# [YOUR INSTRUCTIONS]
Only lines containing the string "ratings" belong in the answer; copy all of them from the entries.

# [SUPPLIED RECORDS]
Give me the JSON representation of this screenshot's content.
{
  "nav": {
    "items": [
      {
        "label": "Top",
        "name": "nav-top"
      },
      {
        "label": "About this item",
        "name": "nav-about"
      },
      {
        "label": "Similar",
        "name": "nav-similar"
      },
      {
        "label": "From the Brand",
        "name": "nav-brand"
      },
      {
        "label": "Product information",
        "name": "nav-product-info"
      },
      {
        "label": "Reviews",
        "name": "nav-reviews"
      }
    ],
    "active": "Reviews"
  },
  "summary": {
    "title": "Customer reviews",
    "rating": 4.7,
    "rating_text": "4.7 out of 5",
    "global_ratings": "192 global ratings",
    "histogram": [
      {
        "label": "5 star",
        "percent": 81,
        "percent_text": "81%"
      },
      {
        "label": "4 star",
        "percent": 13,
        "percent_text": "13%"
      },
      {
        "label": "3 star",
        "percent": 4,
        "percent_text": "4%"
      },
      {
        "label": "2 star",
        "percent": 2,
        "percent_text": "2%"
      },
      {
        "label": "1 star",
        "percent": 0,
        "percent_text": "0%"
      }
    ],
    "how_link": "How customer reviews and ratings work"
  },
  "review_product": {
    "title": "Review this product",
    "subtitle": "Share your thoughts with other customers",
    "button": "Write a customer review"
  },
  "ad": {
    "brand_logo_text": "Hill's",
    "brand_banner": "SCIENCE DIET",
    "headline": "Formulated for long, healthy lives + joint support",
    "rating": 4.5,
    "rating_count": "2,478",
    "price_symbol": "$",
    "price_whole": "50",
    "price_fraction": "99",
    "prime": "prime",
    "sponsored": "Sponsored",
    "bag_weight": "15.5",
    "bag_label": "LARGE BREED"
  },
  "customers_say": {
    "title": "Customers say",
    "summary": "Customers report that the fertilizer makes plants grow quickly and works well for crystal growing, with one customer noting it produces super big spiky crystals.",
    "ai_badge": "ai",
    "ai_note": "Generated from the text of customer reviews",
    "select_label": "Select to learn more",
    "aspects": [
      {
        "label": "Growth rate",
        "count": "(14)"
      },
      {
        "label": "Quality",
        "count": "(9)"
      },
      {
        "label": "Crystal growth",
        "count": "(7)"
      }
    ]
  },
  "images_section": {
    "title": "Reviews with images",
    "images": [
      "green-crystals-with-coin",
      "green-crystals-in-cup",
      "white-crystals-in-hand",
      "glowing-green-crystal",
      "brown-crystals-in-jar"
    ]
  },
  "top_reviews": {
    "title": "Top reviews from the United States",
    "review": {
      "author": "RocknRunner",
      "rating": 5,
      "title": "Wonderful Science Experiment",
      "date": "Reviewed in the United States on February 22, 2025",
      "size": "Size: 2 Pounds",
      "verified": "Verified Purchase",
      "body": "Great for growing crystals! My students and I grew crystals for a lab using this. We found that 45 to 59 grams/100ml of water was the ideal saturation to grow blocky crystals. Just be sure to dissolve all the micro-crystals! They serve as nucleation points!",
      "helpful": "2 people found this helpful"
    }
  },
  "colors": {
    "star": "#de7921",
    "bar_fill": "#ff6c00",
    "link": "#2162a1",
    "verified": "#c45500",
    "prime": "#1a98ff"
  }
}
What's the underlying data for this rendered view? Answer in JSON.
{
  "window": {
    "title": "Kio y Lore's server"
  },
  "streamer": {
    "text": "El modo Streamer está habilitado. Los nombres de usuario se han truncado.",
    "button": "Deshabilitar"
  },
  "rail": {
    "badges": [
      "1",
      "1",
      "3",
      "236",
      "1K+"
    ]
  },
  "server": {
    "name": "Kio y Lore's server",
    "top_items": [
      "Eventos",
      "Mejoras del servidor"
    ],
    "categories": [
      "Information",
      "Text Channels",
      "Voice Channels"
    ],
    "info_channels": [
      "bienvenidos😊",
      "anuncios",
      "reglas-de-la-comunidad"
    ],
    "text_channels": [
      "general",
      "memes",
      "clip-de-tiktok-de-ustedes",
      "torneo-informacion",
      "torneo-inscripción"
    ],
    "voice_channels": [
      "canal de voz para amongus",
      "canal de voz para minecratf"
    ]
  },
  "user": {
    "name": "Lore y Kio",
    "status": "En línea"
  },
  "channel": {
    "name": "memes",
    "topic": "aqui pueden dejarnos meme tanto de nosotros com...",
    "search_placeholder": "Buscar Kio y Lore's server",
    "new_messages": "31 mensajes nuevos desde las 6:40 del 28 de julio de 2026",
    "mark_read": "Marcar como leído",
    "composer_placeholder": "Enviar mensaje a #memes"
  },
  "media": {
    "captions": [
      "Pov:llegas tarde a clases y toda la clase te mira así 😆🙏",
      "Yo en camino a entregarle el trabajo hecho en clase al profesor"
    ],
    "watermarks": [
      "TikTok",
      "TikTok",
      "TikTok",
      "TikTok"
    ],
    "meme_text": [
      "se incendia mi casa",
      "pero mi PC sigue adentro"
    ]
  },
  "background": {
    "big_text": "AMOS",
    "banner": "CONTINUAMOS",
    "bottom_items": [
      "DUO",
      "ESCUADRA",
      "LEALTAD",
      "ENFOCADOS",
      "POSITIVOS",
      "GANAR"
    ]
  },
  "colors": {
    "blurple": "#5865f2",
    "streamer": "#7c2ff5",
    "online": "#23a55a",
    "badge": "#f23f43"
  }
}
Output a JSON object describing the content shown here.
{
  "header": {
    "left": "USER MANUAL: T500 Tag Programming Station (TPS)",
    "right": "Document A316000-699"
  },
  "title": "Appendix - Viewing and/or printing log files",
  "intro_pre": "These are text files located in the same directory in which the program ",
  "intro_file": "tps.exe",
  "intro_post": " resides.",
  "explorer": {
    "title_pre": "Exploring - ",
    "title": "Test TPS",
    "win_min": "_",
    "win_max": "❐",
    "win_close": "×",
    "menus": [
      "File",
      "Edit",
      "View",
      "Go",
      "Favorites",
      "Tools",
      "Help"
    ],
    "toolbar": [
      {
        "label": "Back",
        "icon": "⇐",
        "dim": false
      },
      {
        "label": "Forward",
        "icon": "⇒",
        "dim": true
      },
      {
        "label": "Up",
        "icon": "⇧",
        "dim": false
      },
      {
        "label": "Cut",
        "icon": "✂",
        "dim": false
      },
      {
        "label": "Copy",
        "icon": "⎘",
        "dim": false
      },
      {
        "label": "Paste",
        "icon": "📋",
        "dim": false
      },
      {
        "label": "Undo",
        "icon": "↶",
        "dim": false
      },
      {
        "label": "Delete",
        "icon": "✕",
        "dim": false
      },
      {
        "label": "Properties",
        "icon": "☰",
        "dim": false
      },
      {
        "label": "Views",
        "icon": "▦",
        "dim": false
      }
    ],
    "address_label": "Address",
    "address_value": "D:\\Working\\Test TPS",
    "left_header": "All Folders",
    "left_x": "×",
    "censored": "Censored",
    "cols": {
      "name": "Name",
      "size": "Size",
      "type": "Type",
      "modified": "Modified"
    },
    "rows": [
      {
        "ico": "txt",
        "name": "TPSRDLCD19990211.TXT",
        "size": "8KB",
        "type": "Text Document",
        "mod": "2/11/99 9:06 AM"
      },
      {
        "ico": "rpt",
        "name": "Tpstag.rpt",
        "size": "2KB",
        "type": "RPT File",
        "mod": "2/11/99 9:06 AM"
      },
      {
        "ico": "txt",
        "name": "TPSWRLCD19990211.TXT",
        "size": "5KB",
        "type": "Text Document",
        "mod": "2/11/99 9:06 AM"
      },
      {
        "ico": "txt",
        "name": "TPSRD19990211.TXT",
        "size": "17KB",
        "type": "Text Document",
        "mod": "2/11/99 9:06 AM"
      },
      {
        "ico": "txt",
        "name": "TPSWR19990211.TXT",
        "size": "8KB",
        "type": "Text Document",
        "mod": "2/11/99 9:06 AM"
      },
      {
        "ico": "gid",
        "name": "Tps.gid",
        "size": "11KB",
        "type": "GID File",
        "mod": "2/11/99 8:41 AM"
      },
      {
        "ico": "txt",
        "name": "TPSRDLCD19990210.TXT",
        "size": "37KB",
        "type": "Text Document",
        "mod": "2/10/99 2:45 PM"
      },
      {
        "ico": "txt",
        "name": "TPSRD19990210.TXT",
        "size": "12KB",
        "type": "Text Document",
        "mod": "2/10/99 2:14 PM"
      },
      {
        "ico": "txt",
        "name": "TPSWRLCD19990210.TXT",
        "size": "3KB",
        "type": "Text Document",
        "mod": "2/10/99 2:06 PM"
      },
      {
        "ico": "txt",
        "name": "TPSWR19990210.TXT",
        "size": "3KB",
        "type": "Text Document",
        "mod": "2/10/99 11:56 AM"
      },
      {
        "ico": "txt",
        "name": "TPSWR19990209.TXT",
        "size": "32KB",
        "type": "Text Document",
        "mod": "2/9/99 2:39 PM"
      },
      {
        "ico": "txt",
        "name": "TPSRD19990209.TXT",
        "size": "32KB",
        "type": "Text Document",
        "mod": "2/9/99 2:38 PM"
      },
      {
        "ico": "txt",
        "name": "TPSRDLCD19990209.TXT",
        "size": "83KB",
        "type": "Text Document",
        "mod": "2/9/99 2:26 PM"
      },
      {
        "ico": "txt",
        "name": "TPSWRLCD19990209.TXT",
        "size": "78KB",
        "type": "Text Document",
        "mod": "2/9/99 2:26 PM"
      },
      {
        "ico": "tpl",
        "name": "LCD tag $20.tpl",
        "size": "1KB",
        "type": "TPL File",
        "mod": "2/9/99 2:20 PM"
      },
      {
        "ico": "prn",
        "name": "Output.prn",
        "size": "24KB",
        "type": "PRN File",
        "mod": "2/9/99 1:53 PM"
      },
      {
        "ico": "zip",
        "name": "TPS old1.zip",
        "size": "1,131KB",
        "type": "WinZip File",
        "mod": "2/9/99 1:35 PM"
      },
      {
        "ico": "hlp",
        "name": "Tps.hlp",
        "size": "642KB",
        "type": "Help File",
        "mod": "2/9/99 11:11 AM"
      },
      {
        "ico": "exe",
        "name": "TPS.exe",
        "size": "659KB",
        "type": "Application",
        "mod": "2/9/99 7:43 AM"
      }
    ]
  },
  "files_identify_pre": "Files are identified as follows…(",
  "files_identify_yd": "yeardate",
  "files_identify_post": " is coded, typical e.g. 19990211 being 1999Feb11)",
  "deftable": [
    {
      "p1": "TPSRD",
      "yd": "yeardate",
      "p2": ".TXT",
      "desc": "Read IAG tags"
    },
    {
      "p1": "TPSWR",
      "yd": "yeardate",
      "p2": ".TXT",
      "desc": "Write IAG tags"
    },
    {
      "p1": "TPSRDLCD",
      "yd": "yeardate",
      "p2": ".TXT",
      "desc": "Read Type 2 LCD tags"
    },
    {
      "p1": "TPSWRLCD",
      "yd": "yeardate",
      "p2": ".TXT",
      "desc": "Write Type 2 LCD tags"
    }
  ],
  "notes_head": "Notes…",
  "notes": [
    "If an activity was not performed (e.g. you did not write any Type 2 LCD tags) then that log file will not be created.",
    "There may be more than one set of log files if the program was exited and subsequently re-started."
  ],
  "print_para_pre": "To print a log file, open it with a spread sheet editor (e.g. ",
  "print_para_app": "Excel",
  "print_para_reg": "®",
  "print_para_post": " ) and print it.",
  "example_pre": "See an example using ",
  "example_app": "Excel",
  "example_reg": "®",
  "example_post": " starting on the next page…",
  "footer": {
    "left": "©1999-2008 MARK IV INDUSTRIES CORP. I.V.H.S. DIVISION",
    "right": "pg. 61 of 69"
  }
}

# [ANSWER]
    "global_ratings": "192 global ratings",
    "how_link": "How customer reviews and ratings work"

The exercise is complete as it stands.